* TASK ITEM: The full set of records must be printed exactly as given.

* DATA RECORDS:
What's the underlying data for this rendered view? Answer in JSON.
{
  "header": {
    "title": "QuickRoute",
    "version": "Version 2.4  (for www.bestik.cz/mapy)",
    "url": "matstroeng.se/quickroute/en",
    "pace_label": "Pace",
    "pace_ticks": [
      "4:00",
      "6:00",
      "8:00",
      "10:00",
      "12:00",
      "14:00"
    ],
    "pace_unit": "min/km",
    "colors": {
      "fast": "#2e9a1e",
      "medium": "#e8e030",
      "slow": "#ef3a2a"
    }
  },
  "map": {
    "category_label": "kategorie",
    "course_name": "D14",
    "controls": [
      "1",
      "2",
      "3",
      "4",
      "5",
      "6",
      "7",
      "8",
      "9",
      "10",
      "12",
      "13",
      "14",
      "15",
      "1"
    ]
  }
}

* TASK SOLUTION:
What's the underlying data for this rendered view? Answer in JSON.
{
  "header": {
    "title": "QuickRoute",
    "version": "Version 2.4  (for www.bestik.cz/mapy)",
    "url": "matstroeng.se/quickroute/en",
    "pace_label": "Pace",
    "pace_ticks": [
      "4:00",
      "6:00",
      "8:00",
      "10:00",
      "12:00",
      "14:00"
    ],
    "pace_unit": "min/km",
    "colors": {
      "fast": "#2e9a1e",
      "medium": "#e8e030",
      "slow": "#ef3a2a"
    }
  },
  "map": {
    "category_label": "kategorie",
    "course_name": "D14",
    "controls": [
      "1",
      "2",
      "3",
      "4",
      "5",
      "6",
      "7",
      "8",
      "9",
      "10",
      "12",
      "13",
      "14",
      "15",
      "1"
    ]
  }
}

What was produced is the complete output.